Work task: Would you return the records below character for character, without any images?

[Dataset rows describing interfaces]
--- --- ---

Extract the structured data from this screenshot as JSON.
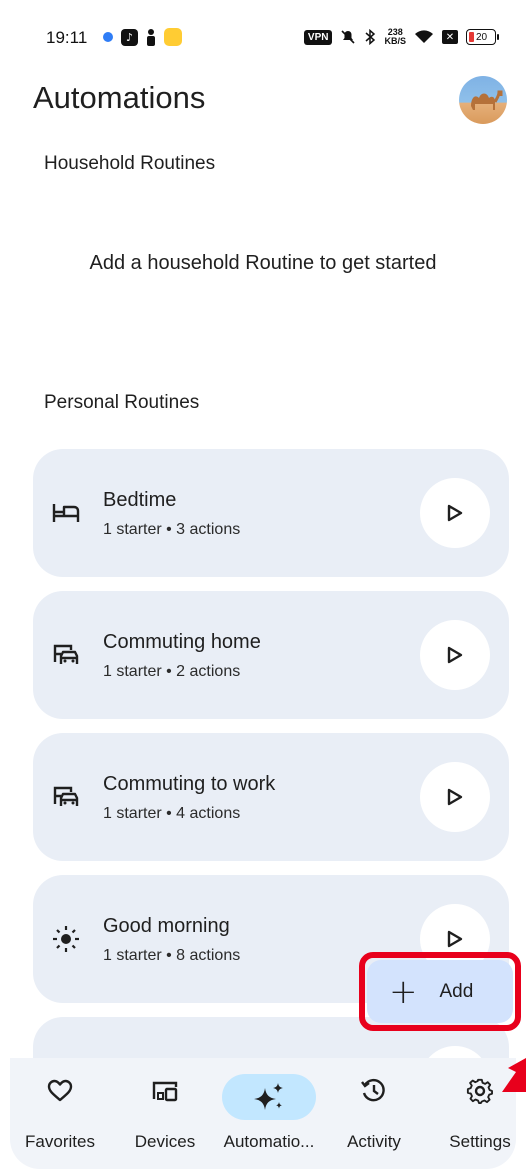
{
  "status_bar": {
    "time": "19:11",
    "vpn": "VPN",
    "speed_value": "238",
    "speed_unit": "KB/S",
    "battery": "20"
  },
  "header": {
    "title": "Automations"
  },
  "household": {
    "label": "Household Routines",
    "empty_message": "Add a household Routine to get started"
  },
  "personal": {
    "label": "Personal Routines",
    "routines": [
      {
        "name": "Bedtime",
        "summary": "1 starter • 3 actions",
        "icon": "bed-icon"
      },
      {
        "name": "Commuting home",
        "summary": "1 starter • 2 actions",
        "icon": "commute-icon"
      },
      {
        "name": "Commuting to work",
        "summary": "1 starter • 4 actions",
        "icon": "commute-icon"
      },
      {
        "name": "Good morning",
        "summary": "1 starter • 8 actions",
        "icon": "sun-icon"
      }
    ]
  },
  "fab": {
    "label": "Add"
  },
  "nav": {
    "items": [
      {
        "label": "Favorites",
        "icon": "heart-icon"
      },
      {
        "label": "Devices",
        "icon": "devices-icon"
      },
      {
        "label": "Automatio...",
        "icon": "sparkle-icon",
        "active": true
      },
      {
        "label": "Activity",
        "icon": "history-icon"
      },
      {
        "label": "Settings",
        "icon": "gear-icon"
      }
    ]
  },
  "colors": {
    "card_bg": "#e9eef6",
    "fab_bg": "#d3e3fd",
    "active_pill": "#c2e7ff",
    "highlight_red": "#e8001c"
  }
}
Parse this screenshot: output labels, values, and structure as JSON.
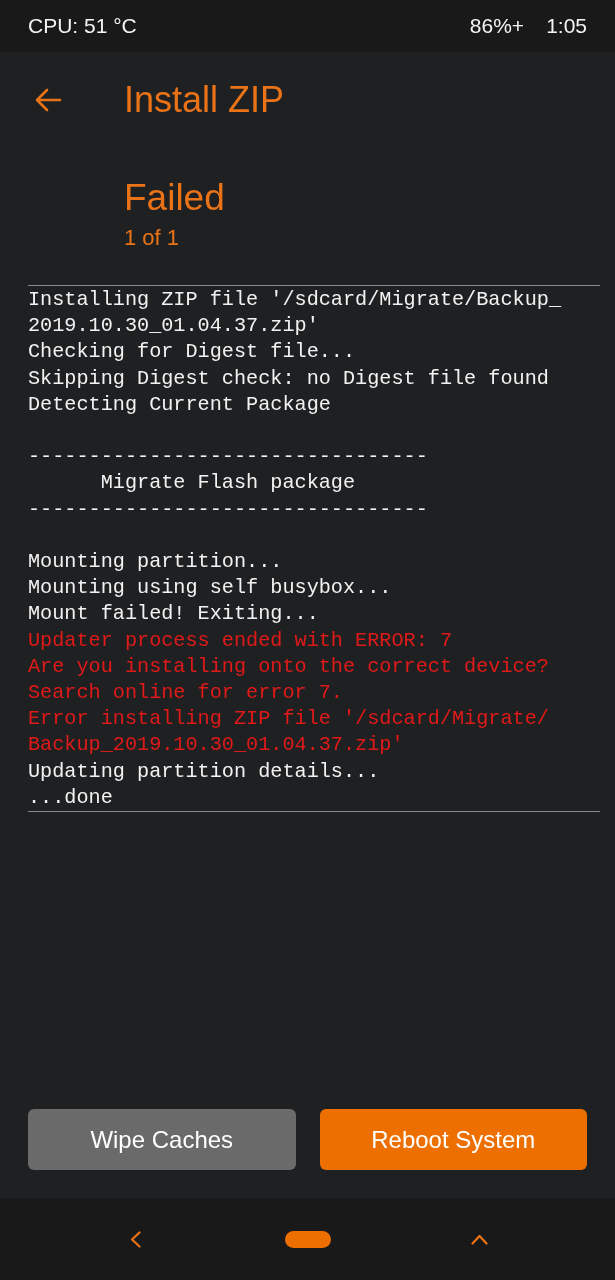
{
  "status_bar": {
    "sensor": "CPU: 51 °C",
    "battery": "86%+",
    "time": "1:05"
  },
  "header": {
    "title": "Install ZIP"
  },
  "progress": {
    "status": "Failed",
    "count": "1 of 1"
  },
  "log": {
    "blocks": [
      [
        {
          "kind": "info",
          "text": "Installing ZIP file '/sdcard/Migrate/Backup_"
        },
        {
          "kind": "info",
          "text": "2019.10.30_01.04.37.zip'"
        },
        {
          "kind": "info",
          "text": "Checking for Digest file..."
        },
        {
          "kind": "info",
          "text": "Skipping Digest check: no Digest file found"
        },
        {
          "kind": "info",
          "text": "Detecting Current Package"
        }
      ],
      [
        {
          "kind": "info",
          "text": "---------------------------------"
        },
        {
          "kind": "info",
          "text": "      Migrate Flash package"
        },
        {
          "kind": "info",
          "text": "---------------------------------"
        }
      ],
      [
        {
          "kind": "info",
          "text": "Mounting partition..."
        },
        {
          "kind": "info",
          "text": "Mounting using self busybox..."
        },
        {
          "kind": "info",
          "text": "Mount failed! Exiting..."
        },
        {
          "kind": "error",
          "text": "Updater process ended with ERROR: 7"
        },
        {
          "kind": "error",
          "text": "Are you installing onto the correct device?"
        },
        {
          "kind": "error",
          "text": "Search online for error 7."
        },
        {
          "kind": "error",
          "text": "Error installing ZIP file '/sdcard/Migrate/"
        },
        {
          "kind": "error",
          "text": "Backup_2019.10.30_01.04.37.zip'"
        },
        {
          "kind": "info",
          "text": "Updating partition details..."
        },
        {
          "kind": "info",
          "text": "...done"
        }
      ]
    ]
  },
  "buttons": [
    {
      "kind": "secondary",
      "label": "Wipe Caches"
    },
    {
      "kind": "primary",
      "label": "Reboot System"
    }
  ]
}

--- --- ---

Output of the task:
Extract the structured data from this screenshot as JSON.
{
  "status_bar": {
    "time": "19:11",
    "vpn": "VPN",
    "speed_value": "238",
    "speed_unit": "KB/S",
    "battery": "20"
  },
  "header": {
    "title": "Automations"
  },
  "household": {
    "label": "Household Routines",
    "empty_message": "Add a household Routine to get started"
  },
  "personal": {
    "label": "Personal Routines",
    "routines": [
      {
        "name": "Bedtime",
        "summary": "1 starter • 3 actions",
        "icon": "bed-icon"
      },
      {
        "name": "Commuting home",
        "summary": "1 starter • 2 actions",
        "icon": "commute-icon"
      },
      {
        "name": "Commuting to work",
        "summary": "1 starter • 4 actions",
        "icon": "commute-icon"
      },
      {
        "name": "Good morning",
        "summary": "1 starter • 8 actions",
        "icon": "sun-icon"
      }
    ]
  },
  "fab": {
    "label": "Add"
  },
  "nav": {
    "items": [
      {
        "label": "Favorites",
        "icon": "heart-icon"
      },
      {
        "label": "Devices",
        "icon": "devices-icon"
      },
      {
        "label": "Automatio...",
        "icon": "sparkle-icon",
        "active": true
      },
      {
        "label": "Activity",
        "icon": "history-icon"
      },
      {
        "label": "Settings",
        "icon": "gear-icon"
      }
    ]
  },
  "colors": {
    "card_bg": "#e9eef6",
    "fab_bg": "#d3e3fd",
    "active_pill": "#c2e7ff",
    "highlight_red": "#e8001c"
  }
}
Parse this screenshot: output labels, values, and structure as JSON.
{
  "status_bar": {
    "sensor": "CPU: 51 °C",
    "battery": "86%+",
    "time": "1:05"
  },
  "header": {
    "title": "Install ZIP"
  },
  "progress": {
    "status": "Failed",
    "count": "1 of 1"
  },
  "log": {
    "blocks": [
      [
        {
          "kind": "info",
          "text": "Installing ZIP file '/sdcard/Migrate/Backup_"
        },
        {
          "kind": "info",
          "text": "2019.10.30_01.04.37.zip'"
        },
        {
          "kind": "info",
          "text": "Checking for Digest file..."
        },
        {
          "kind": "info",
          "text": "Skipping Digest check: no Digest file found"
        },
        {
          "kind": "info",
          "text": "Detecting Current Package"
        }
      ],
      [
        {
          "kind": "info",
          "text": "---------------------------------"
        },
        {
          "kind": "info",
          "text": "      Migrate Flash package"
        },
        {
          "kind": "info",
          "text": "---------------------------------"
        }
      ],
      [
        {
          "kind": "info",
          "text": "Mounting partition..."
        },
        {
          "kind": "info",
          "text": "Mounting using self busybox..."
        },
        {
          "kind": "info",
          "text": "Mount failed! Exiting..."
        },
        {
          "kind": "error",
          "text": "Updater process ended with ERROR: 7"
        },
        {
          "kind": "error",
          "text": "Are you installing onto the correct device?"
        },
        {
          "kind": "error",
          "text": "Search online for error 7."
        },
        {
          "kind": "error",
          "text": "Error installing ZIP file '/sdcard/Migrate/"
        },
        {
          "kind": "error",
          "text": "Backup_2019.10.30_01.04.37.zip'"
        },
        {
          "kind": "info",
          "text": "Updating partition details..."
        },
        {
          "kind": "info",
          "text": "...done"
        }
      ]
    ]
  },
  "buttons": [
    {
      "kind": "secondary",
      "label": "Wipe Caches"
    },
    {
      "kind": "primary",
      "label": "Reboot System"
    }
  ]
}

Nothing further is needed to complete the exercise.